EPA-NASA Urban Heat Island Cool Communities Pilot Project

By Jeff Luval et al
Huntsville, AL (October 1, 2000)- The urban landscape represents a complex heterogeneous surface that strongly influences the development of the urban heat island. In fact, doubling the canopy in Sacramento could cut “bad air” days in half. In order to assess the effectiveness of the heat island mitigation strategies, this study could be incorporated into both meteorological and air quality models. This study demonstrates the importance of vegetation in keeping cities cool, and proves that each city is unique in its albedo and surface temperature characteristics.


NASA ATLAS research aircraft over flights were flown over Sacramento, California near local solar noon on 29 and 30 June 1998 to map its surface radiative temperature urban heat island (UHI). A meteorological analysis has documented the synoptic and mesoscale weather conditions during the flights. NWS charts generally show typical summer synoptic patterns, a well-developed surface thermal trough, but only weak large scale forcing aloft. Mesoscale surface wind flow patterns at 10 m during the first flight period generally show typical summertime onshore sea breeze flow patterns, while con-current 2 m isothermal patterns show marine air intrusion into the Central Valley. Local temperature maxima over downtown Sacramento seem due to a weak UHI effect, which might have been larger in the absence of the marine air intrusion.
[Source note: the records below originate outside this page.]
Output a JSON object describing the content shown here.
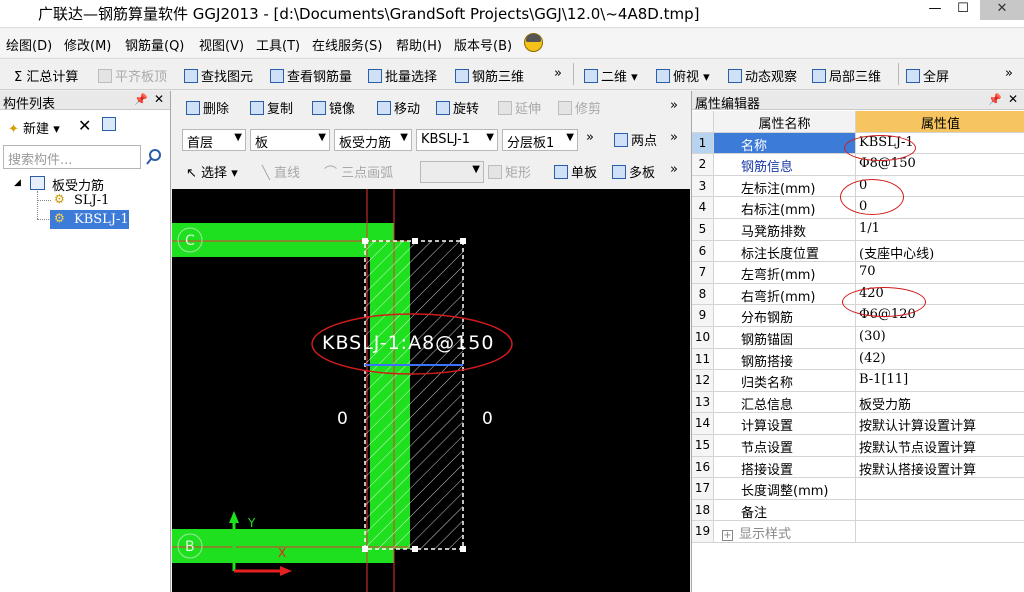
{
  "window": {
    "title": "广联达—钢筋算量软件 GGJ2013 - [d:\\Documents\\GrandSoft Projects\\GGJ\\12.0\\~4A8D.tmp]",
    "minimize": "—",
    "maximize": "☐",
    "close": "✕"
  },
  "menu": [
    "绘图(D)",
    "修改(M)",
    "钢筋量(Q)",
    "视图(V)",
    "工具(T)",
    "在线服务(S)",
    "帮助(H)",
    "版本号(B)"
  ],
  "toolbar": {
    "sum_calc": "Σ 汇总计算",
    "flat_slab": "平齐板顶",
    "find_element": "查找图元",
    "view_rebar": "查看钢筋量",
    "batch_select": "批量选择",
    "rebar_3d": "钢筋三维",
    "view_2d": "二维",
    "top_view": "俯视",
    "dynamic_view": "动态观察",
    "local_3d": "局部三维",
    "fullscreen": "全屏",
    "more": "»"
  },
  "left_panel": {
    "title": "构件列表",
    "new_button": "新建",
    "search_placeholder": "搜索构件...",
    "tree": {
      "root": "板受力筋",
      "items": [
        "SLJ-1",
        "KBSLJ-1"
      ]
    }
  },
  "cad_toolbar": {
    "delete": "删除",
    "copy": "复制",
    "mirror": "镜像",
    "move": "移动",
    "rotate": "旋转",
    "extend": "延伸",
    "trim": "修剪",
    "floor": "首层",
    "type": "板",
    "category": "板受力筋",
    "element": "KBSLJ-1",
    "layer": "分层板1",
    "two_points": "两点",
    "select": "选择",
    "line": "直线",
    "arc": "三点画弧",
    "rect": "矩形",
    "single_slab": "单板",
    "multi_slab": "多板"
  },
  "canvas": {
    "axis_c": "C",
    "axis_b": "B",
    "rebar_label": "KBSLJ-1:A8@150",
    "left_mark": "0",
    "right_mark": "0",
    "y_axis": "Y",
    "x_axis": "X"
  },
  "properties": {
    "title": "属性编辑器",
    "col_name": "属性名称",
    "col_value": "属性值",
    "rows": [
      {
        "idx": "1",
        "name": "名称",
        "value": "KBSLJ-1"
      },
      {
        "idx": "2",
        "name": "钢筋信息",
        "value": "Φ8@150"
      },
      {
        "idx": "3",
        "name": "左标注(mm)",
        "value": "0"
      },
      {
        "idx": "4",
        "name": "右标注(mm)",
        "value": "0"
      },
      {
        "idx": "5",
        "name": "马凳筋排数",
        "value": "1/1"
      },
      {
        "idx": "6",
        "name": "标注长度位置",
        "value": "(支座中心线)"
      },
      {
        "idx": "7",
        "name": "左弯折(mm)",
        "value": "70"
      },
      {
        "idx": "8",
        "name": "右弯折(mm)",
        "value": "420"
      },
      {
        "idx": "9",
        "name": "分布钢筋",
        "value": "Φ6@120"
      },
      {
        "idx": "10",
        "name": "钢筋锚固",
        "value": "(30)"
      },
      {
        "idx": "11",
        "name": "钢筋搭接",
        "value": "(42)"
      },
      {
        "idx": "12",
        "name": "归类名称",
        "value": "B-1[11]"
      },
      {
        "idx": "13",
        "name": "汇总信息",
        "value": "板受力筋"
      },
      {
        "idx": "14",
        "name": "计算设置",
        "value": "按默认计算设置计算"
      },
      {
        "idx": "15",
        "name": "节点设置",
        "value": "按默认节点设置计算"
      },
      {
        "idx": "16",
        "name": "搭接设置",
        "value": "按默认搭接设置计算"
      },
      {
        "idx": "17",
        "name": "长度调整(mm)",
        "value": ""
      },
      {
        "idx": "18",
        "name": "备注",
        "value": ""
      },
      {
        "idx": "19",
        "name": "显示样式",
        "value": ""
      }
    ]
  },
  "colors": {
    "beam_green": "#1fe01f",
    "selection_blue": "#3d7bd9",
    "annotation_red": "#d21c1c",
    "header_orange": "#f7c560"
  }
}
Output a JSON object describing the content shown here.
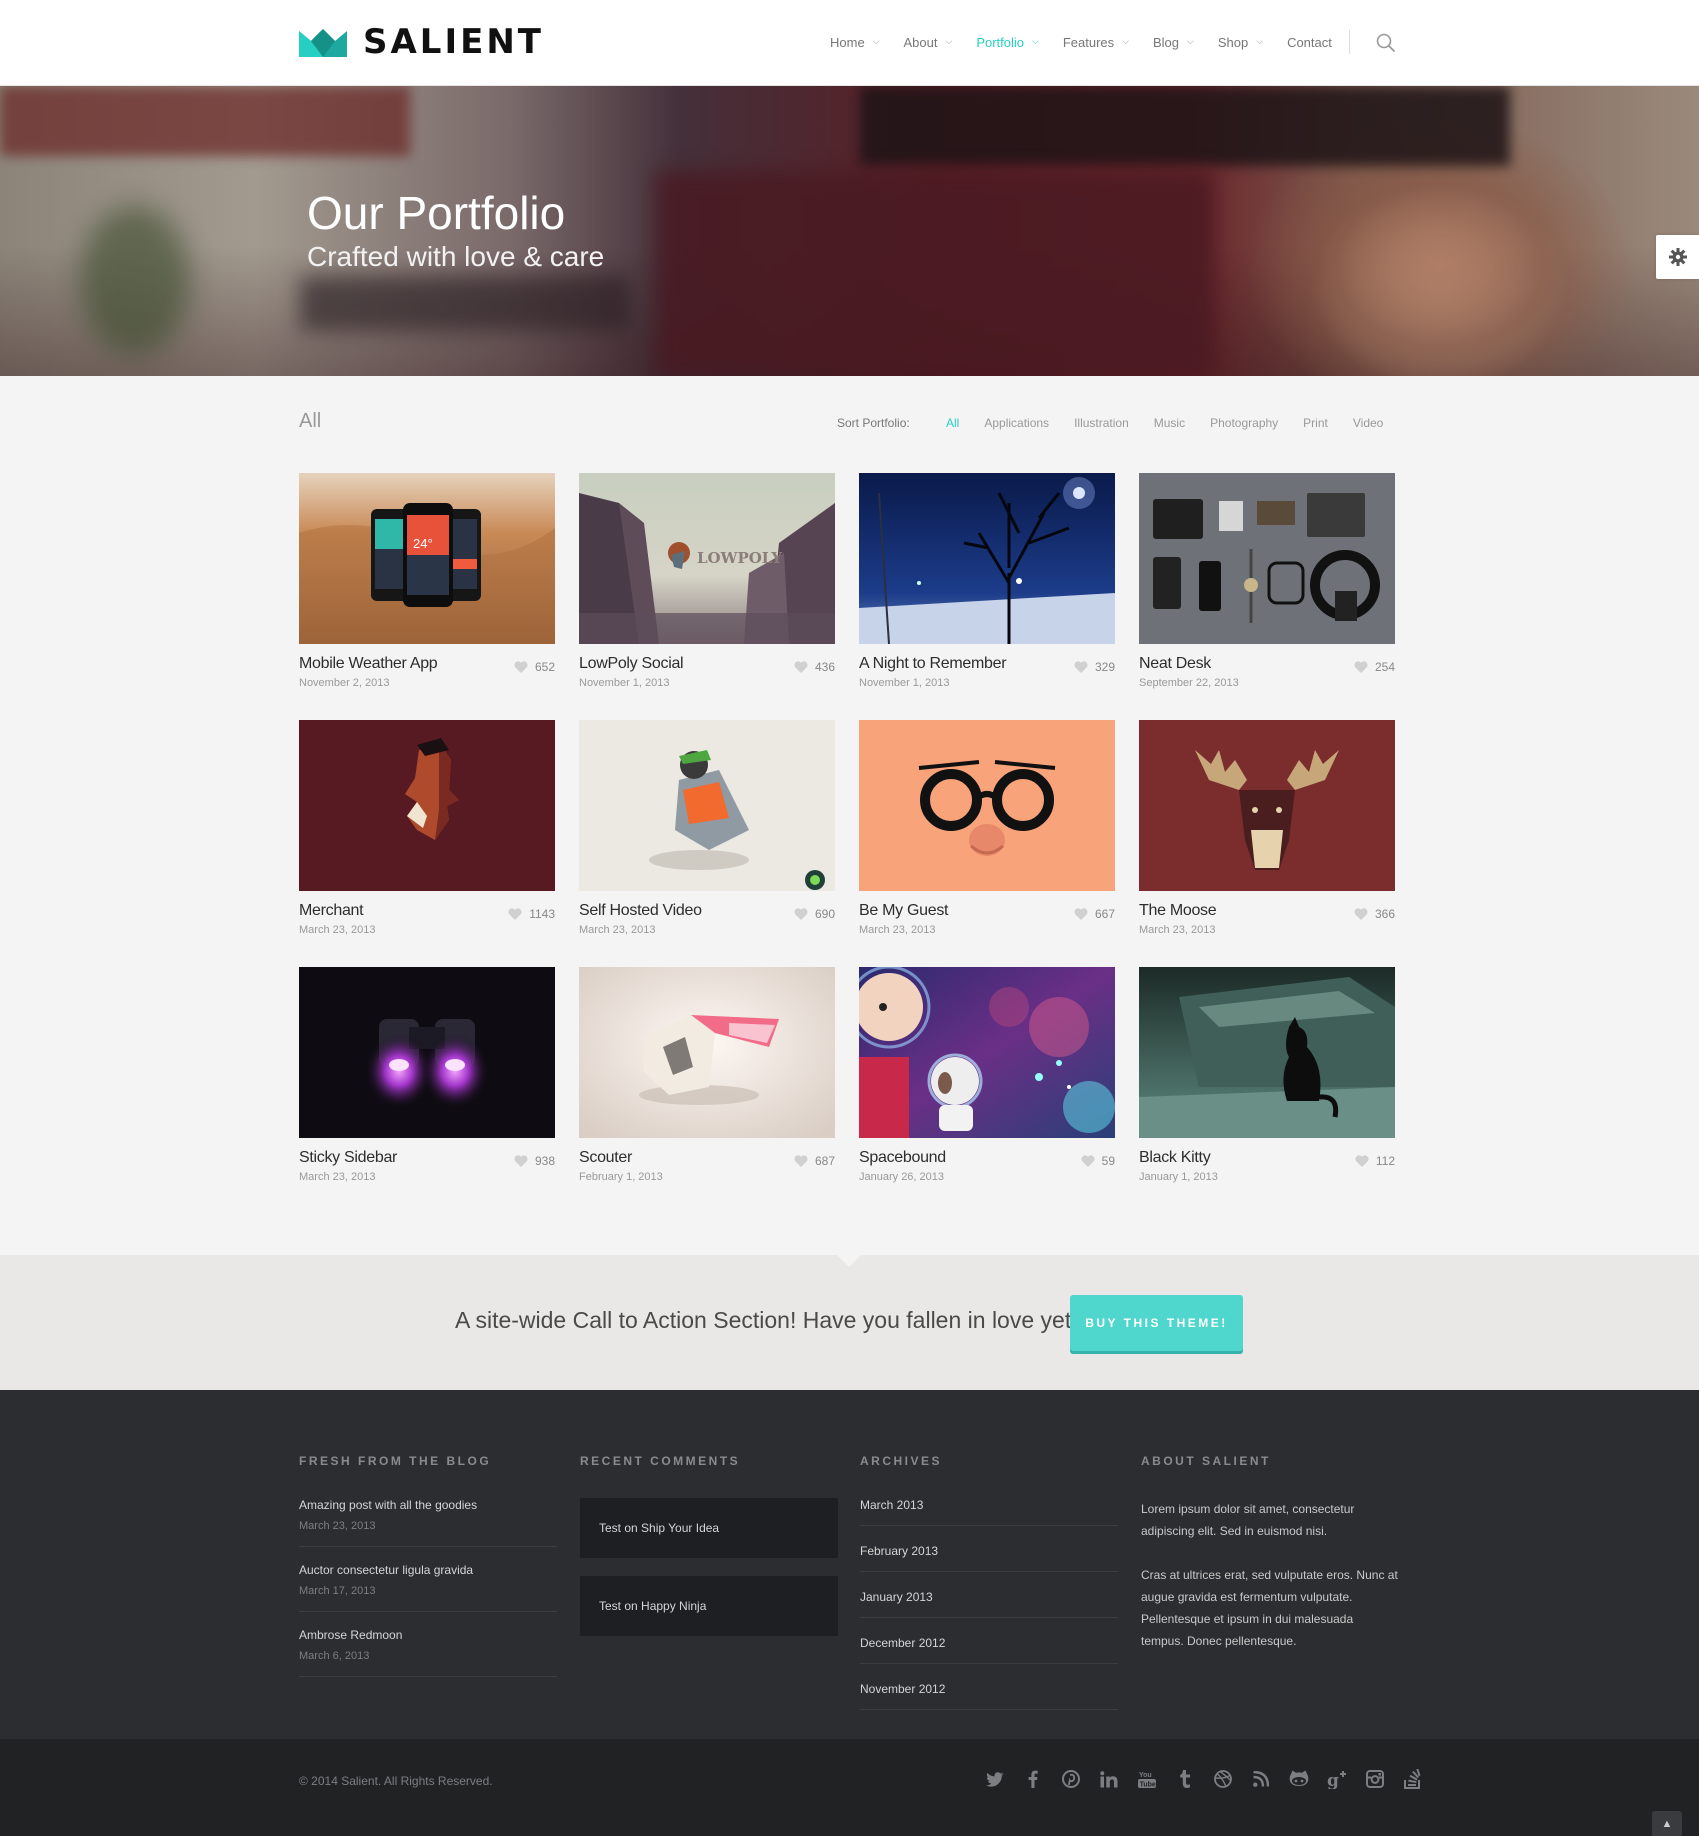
{
  "brand": {
    "name": "SALIENT",
    "accent": "#27cfc3"
  },
  "nav": {
    "items": [
      {
        "label": "Home",
        "has_menu": true
      },
      {
        "label": "About",
        "has_menu": true
      },
      {
        "label": "Portfolio",
        "has_menu": true,
        "active": true
      },
      {
        "label": "Features",
        "has_menu": true
      },
      {
        "label": "Blog",
        "has_menu": true
      },
      {
        "label": "Shop",
        "has_menu": true
      },
      {
        "label": "Contact",
        "has_menu": false
      }
    ],
    "search_icon": "search-icon"
  },
  "hero": {
    "title": "Our Portfolio",
    "subtitle": "Crafted with love & care"
  },
  "filter": {
    "current": "All",
    "sort_label": "Sort Portfolio:",
    "options": [
      "All",
      "Applications",
      "Illustration",
      "Music",
      "Photography",
      "Print",
      "Video"
    ],
    "active": "All"
  },
  "portfolio": [
    {
      "title": "Mobile Weather App",
      "date": "November 2, 2013",
      "likes": "652"
    },
    {
      "title": "LowPoly Social",
      "date": "November 1, 2013",
      "likes": "436"
    },
    {
      "title": "A Night to Remember",
      "date": "November 1, 2013",
      "likes": "329"
    },
    {
      "title": "Neat Desk",
      "date": "September 22, 2013",
      "likes": "254"
    },
    {
      "title": "Merchant",
      "date": "March 23, 2013",
      "likes": "1143"
    },
    {
      "title": "Self Hosted Video",
      "date": "March 23, 2013",
      "likes": "690"
    },
    {
      "title": "Be My Guest",
      "date": "March 23, 2013",
      "likes": "667"
    },
    {
      "title": "The Moose",
      "date": "March 23, 2013",
      "likes": "366"
    },
    {
      "title": "Sticky Sidebar",
      "date": "March 23, 2013",
      "likes": "938"
    },
    {
      "title": "Scouter",
      "date": "February 1, 2013",
      "likes": "687"
    },
    {
      "title": "Spacebound",
      "date": "January 26, 2013",
      "likes": "59"
    },
    {
      "title": "Black Kitty",
      "date": "January 1, 2013",
      "likes": "112"
    }
  ],
  "thumb_text": {
    "lowpoly": "LOWPOLY",
    "weather_temp": "24°"
  },
  "cta": {
    "text": "A site-wide Call to Action Section! Have you fallen in love yet?",
    "button": "BUY THIS THEME!",
    "color": "#4fd6cd"
  },
  "footer": {
    "blog": {
      "heading": "FRESH FROM THE BLOG",
      "items": [
        {
          "title": "Amazing post with all the goodies",
          "date": "March 23, 2013"
        },
        {
          "title": "Auctor consectetur ligula gravida",
          "date": "March 17, 2013"
        },
        {
          "title": "Ambrose Redmoon",
          "date": "March 6, 2013"
        }
      ]
    },
    "comments": {
      "heading": "RECENT COMMENTS",
      "items": [
        "Test on Ship Your Idea",
        "Test on Happy Ninja"
      ]
    },
    "archives": {
      "heading": "ARCHIVES",
      "items": [
        "March 2013",
        "February 2013",
        "January 2013",
        "December 2012",
        "November 2012"
      ]
    },
    "about": {
      "heading": "ABOUT SALIENT",
      "paragraphs": [
        "Lorem ipsum dolor sit amet, consectetur adipiscing elit. Sed in euismod nisi.",
        "Cras at ultrices erat, sed vulputate eros. Nunc at augue gravida est fermentum vulputate. Pellentesque et ipsum in dui malesuada tempus. Donec pellentesque."
      ]
    },
    "copyright": "© 2014 Salient. All Rights Reserved.",
    "social_icons": [
      "twitter-icon",
      "facebook-icon",
      "pinterest-icon",
      "linkedin-icon",
      "youtube-icon",
      "tumblr-icon",
      "dribbble-icon",
      "rss-icon",
      "github-icon",
      "google-plus-icon",
      "instagram-icon",
      "stackexchange-icon"
    ]
  }
}
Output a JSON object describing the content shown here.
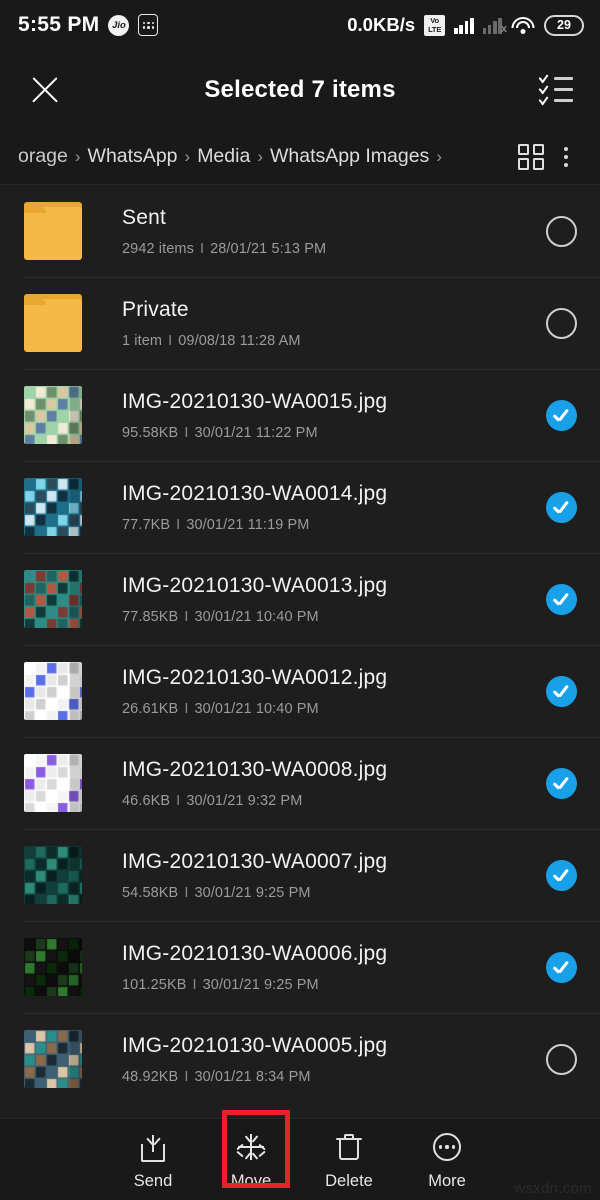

The corresponding albedo and surface temperature measurements indicated that Salt Lake City had the overall highest average albedo followed by Baton Rouge, and then Sacramento. However, even though Salt Lake City had the greatest albedo and the lowest solar loading, it was the warmest city, with average surface temperatures 4.8 degrees C warmer than the coolest city, Sacramento.
The main technique for “classification” of urban land surfaces is to examine using land use or by surface type, ie roof, road, vegetated, etc. and assign a albedo or temperature to that class. These “classes” are then input into some meteorological or air quality model. It is important to point out that traditional image classification techniques use only differentiation of surfaces in the visible wave lengths and not functional differentiation, i.e. how the surface functions in some respect. In a typical classification approach a key assumption is that the albedo gives a indication of how that surface may partition the sun’s energy.
This is a false assumption because the way each surface partitions energy is unique depending on material type, vegetated or non-vegetated, water status, atmospheric vapor deficits, and the relative mixtures and arrangements of the various components of that surface. The albedo is only one part of determining what the surface temperature will be and how the surface partitions energy.
Within each city, each land use has a unique “energy print” that is directly physically related to how that surface is processing energy. These “energy prints” of the land use are unique for each city; ie, the Sacramento CBD (Central Business District) skattergram is significantly different than Baton Rouge or Salt Lake City’s CBD skattergram. These results again empathize that classifications based on cover type/land use cannot be applied across a variety of cities, since they cannot represent the true energy partitioning of that surface.
Related Resources:
EPA NASA Urban Heat Island Cool Communities Pilot Project- Part 1
EPA NASA Urban Heat Island Cool Communities Pilot Project- Part 2